When it comes to the healthy and essential omega-3 and omega-6 fats, plant foods contain plenty – in particular, nuts, seeds, and legumes/pulses. It’s easy to get all the necessary omega-6 fats from plants, so our attention should fall more on omega-3s. Rich sources are flaxseed, hempseed, chia seeds, and walnuts – and oils made from them (used cold to preserve nutritional value). Best oils to use for cooking are cold-pressed canola/rapeseed as it’s high in omega-3s and olive oil.
Omega-3s from plants come in the form of ALA which our bodies convert to EPA and DHA (for explanations please see this page). Fish oils contain ready-made EPA and DHA which is why some people think they are better but fish are so contaminated with mercury and pesticide residues that fish oil is not a smart choice.
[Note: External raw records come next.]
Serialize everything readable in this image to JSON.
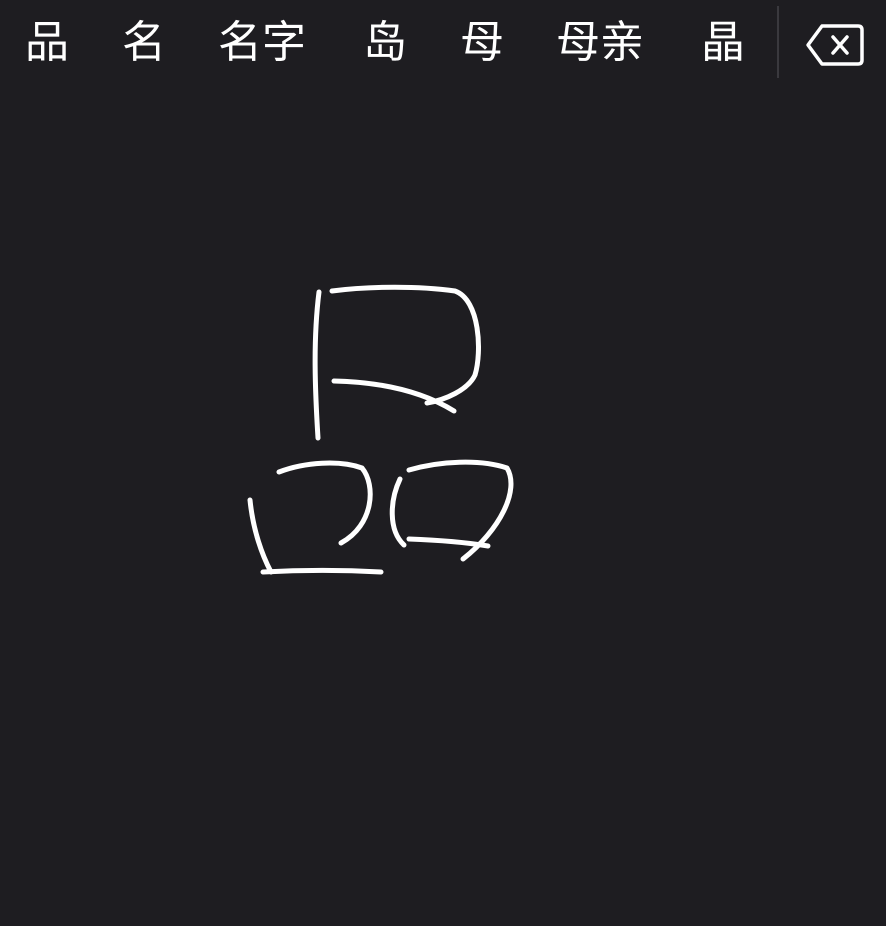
{
  "candidate_bar": {
    "candidates": [
      {
        "label": "品"
      },
      {
        "label": "名"
      },
      {
        "label": "名字"
      },
      {
        "label": "岛"
      },
      {
        "label": "母"
      },
      {
        "label": "母亲"
      },
      {
        "label": "晶"
      }
    ],
    "delete_icon": "backspace-icon"
  },
  "handwriting_canvas": {
    "stroke_color": "#ffffff",
    "background_color": "#1e1d21"
  }
}
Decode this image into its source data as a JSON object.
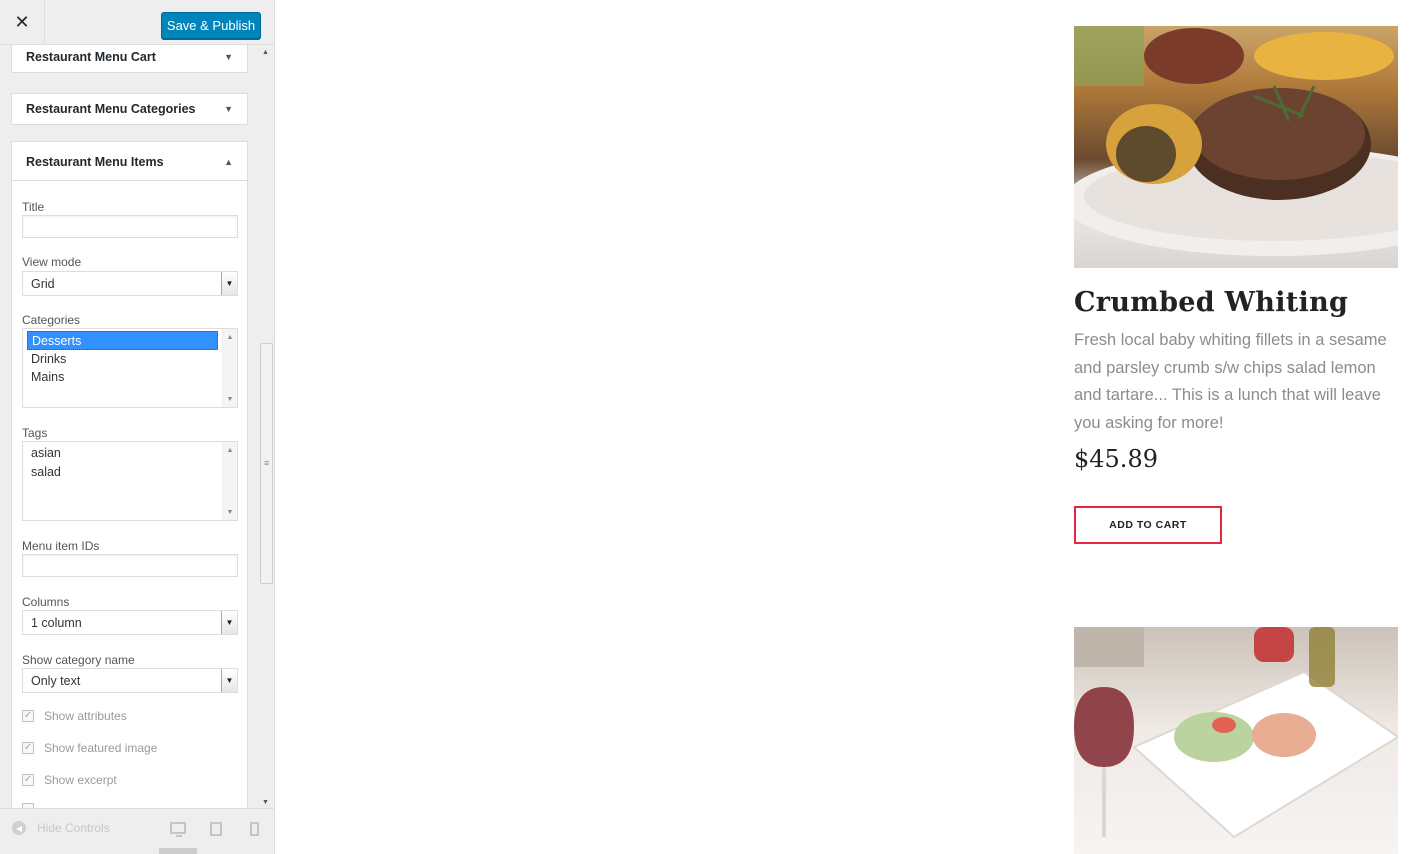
{
  "header": {
    "close_glyph": "✕",
    "publish_label": "Save & Publish"
  },
  "sections": {
    "cart": {
      "title": "Restaurant Menu Cart",
      "arrow": "▼"
    },
    "categories": {
      "title": "Restaurant Menu Categories",
      "arrow": "▼"
    },
    "items": {
      "title": "Restaurant Menu Items",
      "arrow": "▲"
    }
  },
  "form": {
    "title_label": "Title",
    "title_value": "",
    "view_mode_label": "View mode",
    "view_mode_value": "Grid",
    "categories_label": "Categories",
    "categories_options": [
      "Desserts",
      "Drinks",
      "Mains"
    ],
    "categories_selected": "Desserts",
    "tags_label": "Tags",
    "tags_options": [
      "asian",
      "salad"
    ],
    "ids_label": "Menu item IDs",
    "ids_value": "",
    "columns_label": "Columns",
    "columns_value": "1 column",
    "show_category_label": "Show category name",
    "show_category_value": "Only text",
    "checkboxes": [
      {
        "label": "Show attributes",
        "checked": true
      },
      {
        "label": "Show featured image",
        "checked": true
      },
      {
        "label": "Show excerpt",
        "checked": true
      }
    ]
  },
  "footer": {
    "hide_controls_label": "Hide Controls"
  },
  "preview": {
    "items": [
      {
        "title": "Crumbed Whiting",
        "description": "Fresh local baby whiting fillets in a sesame and parsley crumb s/w chips salad lemon and tartare... This is a lunch that will leave you asking for more!",
        "price": "$45.89",
        "button": "ADD TO CART"
      }
    ],
    "accent_color": "#e8263d"
  },
  "colors": {
    "publish_button": "#0085ba",
    "selection": "#3390ff"
  }
}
If you’d rather take a supplement than rely on foods alone, go for algal omega-3s – marine algae manufacture EPA and DHA (that’s where fish get theirs from) and supplements made from them are a super-healthy choice.
How much fat do you need? The healthy fat intake range is 0.2-0.7 g per pound of body weight daily (or 0.5-1.5 g per kg). If you’re trying to reduce body fat, aim for the lower side of the range. So if you weigh 176 lb/80 kg, you need 40-120 g of fat.
“I felt more energetic, especially in the mornings. I didn’t have to consume as much coffee to get me going. I felt I was recovering a little bit better after weight sessions. You feel the same after a game, in general, because it’s such a taxing high-collision sport, but in terms of soft tissue things, I’ve been feeling great.”The Toronto Wolfpack’s, Anthony Mullally – a 6’5, 110kg professional rugby player – on how he felt after going plant-based:
What to eat before, during and after exercise or a yoga session
Before – focus on carbs:
Carb-rich meal (breakfast or lunch) 2-3 hours before exercise and an optional small snack (fruit, energy bar) 30 mins before an intense workout. It is true that your body needs the energy to fuel your performance. However, too much food cannot be digested fast enough and can make you feel sick and sluggish, or can make yoga twists and inversions downright unpleasant.
During – focus on hydration and electrolytes:
Water is your best workout friend during 60min workouts. If training continues for 1+ hour, have an isotonic drink (a drink that contains some sugars and mineral salts to replenish energy and minerals lost through sweating). You can easily make your own – combine 300ml water with 200ml fresh/cold-pressed fruit juice, and a small pinch of salt (optional: ginger, mint leaves, lemon juice, a teaspoon of brown sugar).
After – focus on protein and carbs:
Something you digest fast is best to get the nutrients to your muscles quickly – protein for muscle repair and carbs to replenish glycogen stores. Smoothies/shakes or power bars are best for this – you need about 1g of carbs/kg of body weight (if you weigh 75kg, that’s 75g of carbs) and 20-40g of protein. Throw in some protein powder, nut butter or chia seeds and you have home-made smoothie! Or the old peanut butter and jelly on wholemeal or rye bread is also a great option, as is a pack of nuts and dates.
Make it work for you
Whether you should eat large meals and nothing in between, main meals and snacks throughout the day or split your day into eating and fasting periods is entirely up to you – your metabolism, schedule, and preferences – as long as you manage to eat enough in a day!
If you’re not quite ready to go plant-based, you can still improve your diet by making these changes:
- Swap white bread, pasta, and rice for their wholegrain versions
- Replace dairy products with plant-based alternatives
- Have some fresh fruit or vegetables with every meal
- Dedicate some days of the week to meat-free meals
- Take a pack of mixed nuts and dried fruit with you so you always have a healthy snack handy
PS If you want to track your nutrient intake, check out Cronometer.
Skill Yoga Supercharged Ten – ten foods to eat daily for peak form, performance and health